Still, a spirit of persecution reigned at the Values Voter Summit. The Benham brothers, who lost their HGTV show after speaking publicly about the “homosexual agenda,” celebrated a group of Christians who made headlines over the past year (and paid fines) for discriminating against same-sex couples.

“We believe we have a religious liberty issue in America today,” Jason Benham told the crowd. “But it’s much more like a Christian liberty issue that’s happening in America today. I haven’t seen a Muslim baker being sued yet. I haven’t seen the imams and the clerics getting pressure to marry a gay couple.”

The audience clapped as practically an entire anti-gay wedding industry took the stage, including Melissa and Aaron Klein (Oregon bakers who refused to make a wedding cake for a lesbian couple), Richard and Betty Odgaard (an Iowa couple who refused to allow two gay men to marry in their wedding venue), and Barronelle Stutzman (a Washington florist who refused to make flowers for a gay couple).

But Davis was the most beloved character in the repeated story of Christian persecution.

Tony Perkins, president of the Family Research Council, after comparing Davis to Abraham Lincoln, Rosa Parks, and Martin Luther King Jr., called on elected officials to follow her lead.

“Kim Davis should not be an outlier,” Perkins told the crowd. “There should be Kim Davises in every elected office at every level that say no to judges who redefine the revealed truth of God.”

Davis was greeted by a nearly minute-long standing ovation.
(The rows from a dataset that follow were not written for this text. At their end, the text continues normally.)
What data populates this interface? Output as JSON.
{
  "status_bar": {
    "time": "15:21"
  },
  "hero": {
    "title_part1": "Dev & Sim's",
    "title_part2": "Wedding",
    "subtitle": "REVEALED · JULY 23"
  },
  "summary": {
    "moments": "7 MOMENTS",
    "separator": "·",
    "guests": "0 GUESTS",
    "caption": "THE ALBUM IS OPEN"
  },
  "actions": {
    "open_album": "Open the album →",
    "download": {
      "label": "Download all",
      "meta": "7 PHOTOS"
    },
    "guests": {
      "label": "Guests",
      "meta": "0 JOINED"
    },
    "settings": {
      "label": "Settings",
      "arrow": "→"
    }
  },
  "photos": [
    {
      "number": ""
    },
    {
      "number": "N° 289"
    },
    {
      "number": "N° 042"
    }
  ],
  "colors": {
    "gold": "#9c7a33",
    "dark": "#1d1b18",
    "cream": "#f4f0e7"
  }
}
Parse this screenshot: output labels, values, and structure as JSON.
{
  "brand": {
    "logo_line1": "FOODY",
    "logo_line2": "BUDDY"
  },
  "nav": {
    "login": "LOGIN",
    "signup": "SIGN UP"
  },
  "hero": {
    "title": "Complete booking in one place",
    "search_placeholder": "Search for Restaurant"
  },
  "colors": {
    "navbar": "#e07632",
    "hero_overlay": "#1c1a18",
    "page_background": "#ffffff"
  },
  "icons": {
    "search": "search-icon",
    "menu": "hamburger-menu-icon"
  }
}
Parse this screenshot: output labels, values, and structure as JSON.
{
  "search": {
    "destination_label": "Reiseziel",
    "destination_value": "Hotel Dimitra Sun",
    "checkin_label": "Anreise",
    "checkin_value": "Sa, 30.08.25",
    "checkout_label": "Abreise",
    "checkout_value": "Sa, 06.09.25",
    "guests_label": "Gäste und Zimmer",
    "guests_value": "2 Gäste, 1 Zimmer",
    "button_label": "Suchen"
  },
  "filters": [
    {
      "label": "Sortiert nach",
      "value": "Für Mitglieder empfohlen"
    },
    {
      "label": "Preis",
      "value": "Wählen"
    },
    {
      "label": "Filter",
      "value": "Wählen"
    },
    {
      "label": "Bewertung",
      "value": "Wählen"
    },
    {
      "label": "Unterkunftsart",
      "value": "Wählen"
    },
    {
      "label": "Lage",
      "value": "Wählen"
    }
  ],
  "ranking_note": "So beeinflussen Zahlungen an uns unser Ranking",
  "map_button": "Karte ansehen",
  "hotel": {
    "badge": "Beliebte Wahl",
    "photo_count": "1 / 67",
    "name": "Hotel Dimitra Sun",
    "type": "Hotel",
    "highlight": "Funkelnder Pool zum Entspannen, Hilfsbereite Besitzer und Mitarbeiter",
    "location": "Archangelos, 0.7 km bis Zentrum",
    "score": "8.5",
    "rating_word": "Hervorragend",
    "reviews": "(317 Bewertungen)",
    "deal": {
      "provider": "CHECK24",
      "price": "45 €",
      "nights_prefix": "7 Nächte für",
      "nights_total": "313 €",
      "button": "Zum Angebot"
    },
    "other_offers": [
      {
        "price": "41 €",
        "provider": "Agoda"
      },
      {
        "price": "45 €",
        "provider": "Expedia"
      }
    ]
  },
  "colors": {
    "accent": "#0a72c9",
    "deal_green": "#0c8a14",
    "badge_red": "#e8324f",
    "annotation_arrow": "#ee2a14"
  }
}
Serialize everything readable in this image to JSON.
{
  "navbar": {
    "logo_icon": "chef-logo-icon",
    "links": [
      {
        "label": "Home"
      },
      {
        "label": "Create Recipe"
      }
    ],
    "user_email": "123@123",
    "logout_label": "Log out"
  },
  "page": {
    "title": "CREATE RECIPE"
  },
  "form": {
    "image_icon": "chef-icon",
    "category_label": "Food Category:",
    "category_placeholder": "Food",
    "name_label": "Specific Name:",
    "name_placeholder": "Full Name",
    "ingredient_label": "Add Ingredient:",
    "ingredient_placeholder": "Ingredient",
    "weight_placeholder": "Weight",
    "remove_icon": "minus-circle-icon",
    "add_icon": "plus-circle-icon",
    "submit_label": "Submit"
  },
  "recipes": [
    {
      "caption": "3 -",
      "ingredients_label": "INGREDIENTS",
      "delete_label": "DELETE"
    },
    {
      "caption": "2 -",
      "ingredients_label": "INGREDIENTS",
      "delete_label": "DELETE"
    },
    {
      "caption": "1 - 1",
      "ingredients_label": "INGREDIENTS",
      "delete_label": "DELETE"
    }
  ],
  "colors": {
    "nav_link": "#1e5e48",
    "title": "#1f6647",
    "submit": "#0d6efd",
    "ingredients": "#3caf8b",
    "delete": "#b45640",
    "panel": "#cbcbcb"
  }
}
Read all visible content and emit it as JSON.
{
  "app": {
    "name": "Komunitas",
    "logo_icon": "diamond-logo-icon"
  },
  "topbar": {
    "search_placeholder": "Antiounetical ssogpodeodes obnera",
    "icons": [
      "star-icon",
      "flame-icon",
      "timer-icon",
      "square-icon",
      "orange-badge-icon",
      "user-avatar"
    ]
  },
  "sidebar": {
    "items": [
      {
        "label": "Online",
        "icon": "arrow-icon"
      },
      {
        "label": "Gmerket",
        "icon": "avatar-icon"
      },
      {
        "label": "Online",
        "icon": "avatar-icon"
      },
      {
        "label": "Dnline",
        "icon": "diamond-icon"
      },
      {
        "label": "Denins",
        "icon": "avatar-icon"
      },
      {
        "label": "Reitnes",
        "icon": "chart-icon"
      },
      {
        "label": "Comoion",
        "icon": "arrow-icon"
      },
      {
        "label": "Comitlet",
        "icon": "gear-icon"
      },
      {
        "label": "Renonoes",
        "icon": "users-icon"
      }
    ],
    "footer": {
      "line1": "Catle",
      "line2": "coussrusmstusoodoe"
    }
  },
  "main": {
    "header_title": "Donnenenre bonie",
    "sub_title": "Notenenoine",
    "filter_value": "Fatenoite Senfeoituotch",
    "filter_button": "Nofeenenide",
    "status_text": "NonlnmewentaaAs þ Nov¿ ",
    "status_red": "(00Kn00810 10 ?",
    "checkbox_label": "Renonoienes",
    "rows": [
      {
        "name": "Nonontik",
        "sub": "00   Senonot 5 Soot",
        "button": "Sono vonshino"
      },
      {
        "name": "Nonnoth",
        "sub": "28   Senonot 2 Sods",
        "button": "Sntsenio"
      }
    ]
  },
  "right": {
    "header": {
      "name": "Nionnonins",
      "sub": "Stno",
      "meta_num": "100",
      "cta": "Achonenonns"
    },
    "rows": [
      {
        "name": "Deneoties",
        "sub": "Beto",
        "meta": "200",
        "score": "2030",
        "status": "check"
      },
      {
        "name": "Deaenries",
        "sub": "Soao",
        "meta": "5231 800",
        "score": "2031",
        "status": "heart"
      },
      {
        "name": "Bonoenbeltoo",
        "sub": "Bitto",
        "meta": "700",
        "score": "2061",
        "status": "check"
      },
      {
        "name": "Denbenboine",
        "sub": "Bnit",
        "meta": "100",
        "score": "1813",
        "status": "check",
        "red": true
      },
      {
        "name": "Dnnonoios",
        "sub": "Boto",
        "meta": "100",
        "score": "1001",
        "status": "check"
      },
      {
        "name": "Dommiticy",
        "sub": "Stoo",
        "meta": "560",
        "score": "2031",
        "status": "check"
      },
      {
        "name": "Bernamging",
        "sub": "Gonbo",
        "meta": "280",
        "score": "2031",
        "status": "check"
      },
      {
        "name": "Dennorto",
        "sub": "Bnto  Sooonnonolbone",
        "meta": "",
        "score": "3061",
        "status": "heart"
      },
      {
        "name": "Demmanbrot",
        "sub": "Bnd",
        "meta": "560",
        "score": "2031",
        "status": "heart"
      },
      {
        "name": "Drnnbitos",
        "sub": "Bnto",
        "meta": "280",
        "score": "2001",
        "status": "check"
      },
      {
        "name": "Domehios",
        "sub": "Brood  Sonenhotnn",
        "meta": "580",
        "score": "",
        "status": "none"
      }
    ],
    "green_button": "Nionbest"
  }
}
She looked out over the crowd and breathed deeply as someone handed her a bouquet of flowers.

“I feel so very undeserving,” she said, crying. “I have discovered through all of this that his grace is truly sufficient in all things.”

“I am only one,” she said, and then spreading her arms and raising her voice, she yelled, “But we are many!”

The embattled crowd greeted Davis’ cry with thunderous applause.